── Raw data

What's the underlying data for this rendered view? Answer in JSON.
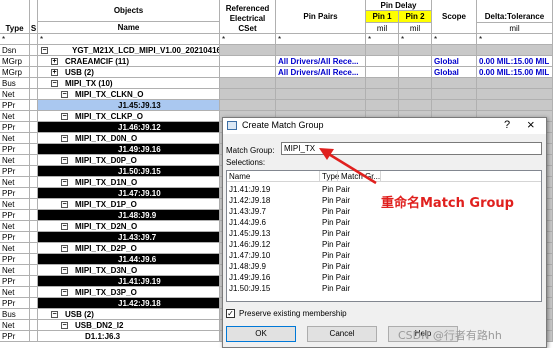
{
  "columns": {
    "type": "Type",
    "s": "S",
    "objects": "Objects",
    "name": "Name",
    "referenced_cset": "Referenced Electrical CSet",
    "pin_pairs": "Pin Pairs",
    "pin_delay": "Pin Delay",
    "pin1": "Pin 1",
    "pin2": "Pin 2",
    "mil1": "mil",
    "mil2": "mil",
    "scope": "Scope",
    "delta_tolerance": "Delta:Tolerance",
    "delta_unit": "mil",
    "star": "*"
  },
  "rows": [
    {
      "type": "Dsn",
      "name": "YGT_M21X_LCD_MIPI_V1.00_20210416-17",
      "toggle": "−",
      "indent": 0,
      "style": "bold",
      "pin_pairs": "",
      "scope": "",
      "delta": ""
    },
    {
      "type": "MGrp",
      "name": "CRAEAMCIF (11)",
      "toggle": "+",
      "indent": 1,
      "style": "bold",
      "pin_pairs": "All Drivers/All Rece...",
      "scope": "Global",
      "delta": "0.00 MIL:15.00 MIL"
    },
    {
      "type": "MGrp",
      "name": "USB (2)",
      "toggle": "+",
      "indent": 1,
      "style": "bold",
      "pin_pairs": "All Drivers/All Rece...",
      "scope": "Global",
      "delta": "0.00 MIL:15.00 MIL"
    },
    {
      "type": "Bus",
      "name": "MIPI_TX (10)",
      "toggle": "−",
      "indent": 1,
      "style": "bold",
      "pin_pairs": "",
      "scope": "",
      "delta": ""
    },
    {
      "type": "Net",
      "name": "MIPI_TX_CLKN_O",
      "toggle": "−",
      "indent": 2,
      "style": "bold",
      "pin_pairs": "",
      "scope": "",
      "delta": ""
    },
    {
      "type": "PPr",
      "name": "J1.45:J9.13",
      "toggle": "",
      "indent": 3,
      "style": "selected",
      "pin_pairs": "",
      "scope": "",
      "delta": ""
    },
    {
      "type": "Net",
      "name": "MIPI_TX_CLKP_O",
      "toggle": "−",
      "indent": 2,
      "style": "bold",
      "pin_pairs": "",
      "scope": "",
      "delta": ""
    },
    {
      "type": "PPr",
      "name": "J1.46:J9.12",
      "toggle": "",
      "indent": 3,
      "style": "dark",
      "pin_pairs": "",
      "scope": "",
      "delta": ""
    },
    {
      "type": "Net",
      "name": "MIPI_TX_D0N_O",
      "toggle": "−",
      "indent": 2,
      "style": "bold",
      "pin_pairs": "",
      "scope": "",
      "delta": ""
    },
    {
      "type": "PPr",
      "name": "J1.49:J9.16",
      "toggle": "",
      "indent": 3,
      "style": "dark",
      "pin_pairs": "",
      "scope": "",
      "delta": ""
    },
    {
      "type": "Net",
      "name": "MIPI_TX_D0P_O",
      "toggle": "−",
      "indent": 2,
      "style": "bold",
      "pin_pairs": "",
      "scope": "",
      "delta": ""
    },
    {
      "type": "PPr",
      "name": "J1.50:J9.15",
      "toggle": "",
      "indent": 3,
      "style": "dark",
      "pin_pairs": "",
      "scope": "",
      "delta": ""
    },
    {
      "type": "Net",
      "name": "MIPI_TX_D1N_O",
      "toggle": "−",
      "indent": 2,
      "style": "bold",
      "pin_pairs": "",
      "scope": "",
      "delta": ""
    },
    {
      "type": "PPr",
      "name": "J1.47:J9.10",
      "toggle": "",
      "indent": 3,
      "style": "dark",
      "pin_pairs": "",
      "scope": "",
      "delta": ""
    },
    {
      "type": "Net",
      "name": "MIPI_TX_D1P_O",
      "toggle": "−",
      "indent": 2,
      "style": "bold",
      "pin_pairs": "",
      "scope": "",
      "delta": ""
    },
    {
      "type": "PPr",
      "name": "J1.48:J9.9",
      "toggle": "",
      "indent": 3,
      "style": "dark",
      "pin_pairs": "",
      "scope": "",
      "delta": ""
    },
    {
      "type": "Net",
      "name": "MIPI_TX_D2N_O",
      "toggle": "−",
      "indent": 2,
      "style": "bold",
      "pin_pairs": "",
      "scope": "",
      "delta": ""
    },
    {
      "type": "PPr",
      "name": "J1.43:J9.7",
      "toggle": "",
      "indent": 3,
      "style": "dark",
      "pin_pairs": "",
      "scope": "",
      "delta": ""
    },
    {
      "type": "Net",
      "name": "MIPI_TX_D2P_O",
      "toggle": "−",
      "indent": 2,
      "style": "bold",
      "pin_pairs": "",
      "scope": "",
      "delta": ""
    },
    {
      "type": "PPr",
      "name": "J1.44:J9.6",
      "toggle": "",
      "indent": 3,
      "style": "dark",
      "pin_pairs": "",
      "scope": "",
      "delta": ""
    },
    {
      "type": "Net",
      "name": "MIPI_TX_D3N_O",
      "toggle": "−",
      "indent": 2,
      "style": "bold",
      "pin_pairs": "",
      "scope": "",
      "delta": ""
    },
    {
      "type": "PPr",
      "name": "J1.41:J9.19",
      "toggle": "",
      "indent": 3,
      "style": "dark",
      "pin_pairs": "",
      "scope": "",
      "delta": ""
    },
    {
      "type": "Net",
      "name": "MIPI_TX_D3P_O",
      "toggle": "−",
      "indent": 2,
      "style": "bold",
      "pin_pairs": "",
      "scope": "",
      "delta": ""
    },
    {
      "type": "PPr",
      "name": "J1.42:J9.18",
      "toggle": "",
      "indent": 3,
      "style": "dark",
      "pin_pairs": "",
      "scope": "",
      "delta": ""
    },
    {
      "type": "Bus",
      "name": "USB (2)",
      "toggle": "−",
      "indent": 1,
      "style": "bold",
      "pin_pairs": "",
      "scope": "",
      "delta": ""
    },
    {
      "type": "Net",
      "name": "USB_DN2_I2",
      "toggle": "−",
      "indent": 2,
      "style": "bold",
      "pin_pairs": "",
      "scope": "",
      "delta": ""
    },
    {
      "type": "PPr",
      "name": "D1.1:J6.3",
      "toggle": "",
      "indent": 3,
      "style": "normal",
      "pin_pairs": "",
      "scope": "",
      "delta": ""
    }
  ],
  "dialog": {
    "title": "Create Match Group",
    "help_glyph": "?",
    "close_glyph": "×",
    "match_group_label": "Match Group:",
    "match_group_value": "MIPI_TX",
    "selections_label": "Selections:",
    "list_headers": {
      "name": "Name",
      "type": "Type",
      "match_group": "Match Gr..."
    },
    "items": [
      {
        "name": "J1.41:J9.19",
        "type": "Pin Pair"
      },
      {
        "name": "J1.42:J9.18",
        "type": "Pin Pair"
      },
      {
        "name": "J1.43:J9.7",
        "type": "Pin Pair"
      },
      {
        "name": "J1.44:J9.6",
        "type": "Pin Pair"
      },
      {
        "name": "J1.45:J9.13",
        "type": "Pin Pair"
      },
      {
        "name": "J1.46:J9.12",
        "type": "Pin Pair"
      },
      {
        "name": "J1.47:J9.10",
        "type": "Pin Pair"
      },
      {
        "name": "J1.48:J9.9",
        "type": "Pin Pair"
      },
      {
        "name": "J1.49:J9.16",
        "type": "Pin Pair"
      },
      {
        "name": "J1.50:J9.15",
        "type": "Pin Pair"
      }
    ],
    "checkbox_label": "Preserve existing membership",
    "checkbox_checked": true,
    "ok_label": "OK",
    "cancel_label": "Cancel",
    "help_label": "Help"
  },
  "annotation": {
    "text": "重命名Match Group",
    "color": "#e0201e"
  },
  "watermark": "CSDN @行者有路hh"
}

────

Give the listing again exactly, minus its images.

What's the underlying data for this rendered view? Answer in JSON.
{
  "columns": {
    "type": "Type",
    "s": "S",
    "objects": "Objects",
    "name": "Name",
    "referenced_cset": "Referenced Electrical CSet",
    "pin_pairs": "Pin Pairs",
    "pin_delay": "Pin Delay",
    "pin1": "Pin 1",
    "pin2": "Pin 2",
    "mil1": "mil",
    "mil2": "mil",
    "scope": "Scope",
    "delta_tolerance": "Delta:Tolerance",
    "delta_unit": "mil",
    "star": "*"
  },
  "rows": [
    {
      "type": "Dsn",
      "name": "YGT_M21X_LCD_MIPI_V1.00_20210416-17",
      "toggle": "−",
      "indent": 0,
      "style": "bold",
      "pin_pairs": "",
      "scope": "",
      "delta": ""
    },
    {
      "type": "MGrp",
      "name": "CRAEAMCIF (11)",
      "toggle": "+",
      "indent": 1,
      "style": "bold",
      "pin_pairs": "All Drivers/All Rece...",
      "scope": "Global",
      "delta": "0.00 MIL:15.00 MIL"
    },
    {
      "type": "MGrp",
      "name": "USB (2)",
      "toggle": "+",
      "indent": 1,
      "style": "bold",
      "pin_pairs": "All Drivers/All Rece...",
      "scope": "Global",
      "delta": "0.00 MIL:15.00 MIL"
    },
    {
      "type": "Bus",
      "name": "MIPI_TX (10)",
      "toggle": "−",
      "indent": 1,
      "style": "bold",
      "pin_pairs": "",
      "scope": "",
      "delta": ""
    },
    {
      "type": "Net",
      "name": "MIPI_TX_CLKN_O",
      "toggle": "−",
      "indent": 2,
      "style": "bold",
      "pin_pairs": "",
      "scope": "",
      "delta": ""
    },
    {
      "type": "PPr",
      "name": "J1.45:J9.13",
      "toggle": "",
      "indent": 3,
      "style": "selected",
      "pin_pairs": "",
      "scope": "",
      "delta": ""
    },
    {
      "type": "Net",
      "name": "MIPI_TX_CLKP_O",
      "toggle": "−",
      "indent": 2,
      "style": "bold",
      "pin_pairs": "",
      "scope": "",
      "delta": ""
    },
    {
      "type": "PPr",
      "name": "J1.46:J9.12",
      "toggle": "",
      "indent": 3,
      "style": "dark",
      "pin_pairs": "",
      "scope": "",
      "delta": ""
    },
    {
      "type": "Net",
      "name": "MIPI_TX_D0N_O",
      "toggle": "−",
      "indent": 2,
      "style": "bold",
      "pin_pairs": "",
      "scope": "",
      "delta": ""
    },
    {
      "type": "PPr",
      "name": "J1.49:J9.16",
      "toggle": "",
      "indent": 3,
      "style": "dark",
      "pin_pairs": "",
      "scope": "",
      "delta": ""
    },
    {
      "type": "Net",
      "name": "MIPI_TX_D0P_O",
      "toggle": "−",
      "indent": 2,
      "style": "bold",
      "pin_pairs": "",
      "scope": "",
      "delta": ""
    },
    {
      "type": "PPr",
      "name": "J1.50:J9.15",
      "toggle": "",
      "indent": 3,
      "style": "dark",
      "pin_pairs": "",
      "scope": "",
      "delta": ""
    },
    {
      "type": "Net",
      "name": "MIPI_TX_D1N_O",
      "toggle": "−",
      "indent": 2,
      "style": "bold",
      "pin_pairs": "",
      "scope": "",
      "delta": ""
    },
    {
      "type": "PPr",
      "name": "J1.47:J9.10",
      "toggle": "",
      "indent": 3,
      "style": "dark",
      "pin_pairs": "",
      "scope": "",
      "delta": ""
    },
    {
      "type": "Net",
      "name": "MIPI_TX_D1P_O",
      "toggle": "−",
      "indent": 2,
      "style": "bold",
      "pin_pairs": "",
      "scope": "",
      "delta": ""
    },
    {
      "type": "PPr",
      "name": "J1.48:J9.9",
      "toggle": "",
      "indent": 3,
      "style": "dark",
      "pin_pairs": "",
      "scope": "",
      "delta": ""
    },
    {
      "type": "Net",
      "name": "MIPI_TX_D2N_O",
      "toggle": "−",
      "indent": 2,
      "style": "bold",
      "pin_pairs": "",
      "scope": "",
      "delta": ""
    },
    {
      "type": "PPr",
      "name": "J1.43:J9.7",
      "toggle": "",
      "indent": 3,
      "style": "dark",
      "pin_pairs": "",
      "scope": "",
      "delta": ""
    },
    {
      "type": "Net",
      "name": "MIPI_TX_D2P_O",
      "toggle": "−",
      "indent": 2,
      "style": "bold",
      "pin_pairs": "",
      "scope": "",
      "delta": ""
    },
    {
      "type": "PPr",
      "name": "J1.44:J9.6",
      "toggle": "",
      "indent": 3,
      "style": "dark",
      "pin_pairs": "",
      "scope": "",
      "delta": ""
    },
    {
      "type": "Net",
      "name": "MIPI_TX_D3N_O",
      "toggle": "−",
      "indent": 2,
      "style": "bold",
      "pin_pairs": "",
      "scope": "",
      "delta": ""
    },
    {
      "type": "PPr",
      "name": "J1.41:J9.19",
      "toggle": "",
      "indent": 3,
      "style": "dark",
      "pin_pairs": "",
      "scope": "",
      "delta": ""
    },
    {
      "type": "Net",
      "name": "MIPI_TX_D3P_O",
      "toggle": "−",
      "indent": 2,
      "style": "bold",
      "pin_pairs": "",
      "scope": "",
      "delta": ""
    },
    {
      "type": "PPr",
      "name": "J1.42:J9.18",
      "toggle": "",
      "indent": 3,
      "style": "dark",
      "pin_pairs": "",
      "scope": "",
      "delta": ""
    },
    {
      "type": "Bus",
      "name": "USB (2)",
      "toggle": "−",
      "indent": 1,
      "style": "bold",
      "pin_pairs": "",
      "scope": "",
      "delta": ""
    },
    {
      "type": "Net",
      "name": "USB_DN2_I2",
      "toggle": "−",
      "indent": 2,
      "style": "bold",
      "pin_pairs": "",
      "scope": "",
      "delta": ""
    },
    {
      "type": "PPr",
      "name": "D1.1:J6.3",
      "toggle": "",
      "indent": 3,
      "style": "normal",
      "pin_pairs": "",
      "scope": "",
      "delta": ""
    }
  ],
  "dialog": {
    "title": "Create Match Group",
    "help_glyph": "?",
    "close_glyph": "×",
    "match_group_label": "Match Group:",
    "match_group_value": "MIPI_TX",
    "selections_label": "Selections:",
    "list_headers": {
      "name": "Name",
      "type": "Type",
      "match_group": "Match Gr..."
    },
    "items": [
      {
        "name": "J1.41:J9.19",
        "type": "Pin Pair"
      },
      {
        "name": "J1.42:J9.18",
        "type": "Pin Pair"
      },
      {
        "name": "J1.43:J9.7",
        "type": "Pin Pair"
      },
      {
        "name": "J1.44:J9.6",
        "type": "Pin Pair"
      },
      {
        "name": "J1.45:J9.13",
        "type": "Pin Pair"
      },
      {
        "name": "J1.46:J9.12",
        "type": "Pin Pair"
      },
      {
        "name": "J1.47:J9.10",
        "type": "Pin Pair"
      },
      {
        "name": "J1.48:J9.9",
        "type": "Pin Pair"
      },
      {
        "name": "J1.49:J9.16",
        "type": "Pin Pair"
      },
      {
        "name": "J1.50:J9.15",
        "type": "Pin Pair"
      }
    ],
    "checkbox_label": "Preserve existing membership",
    "checkbox_checked": true,
    "ok_label": "OK",
    "cancel_label": "Cancel",
    "help_label": "Help"
  },
  "annotation": {
    "text": "重命名Match Group",
    "color": "#e0201e"
  },
  "watermark": "CSDN @行者有路hh"
}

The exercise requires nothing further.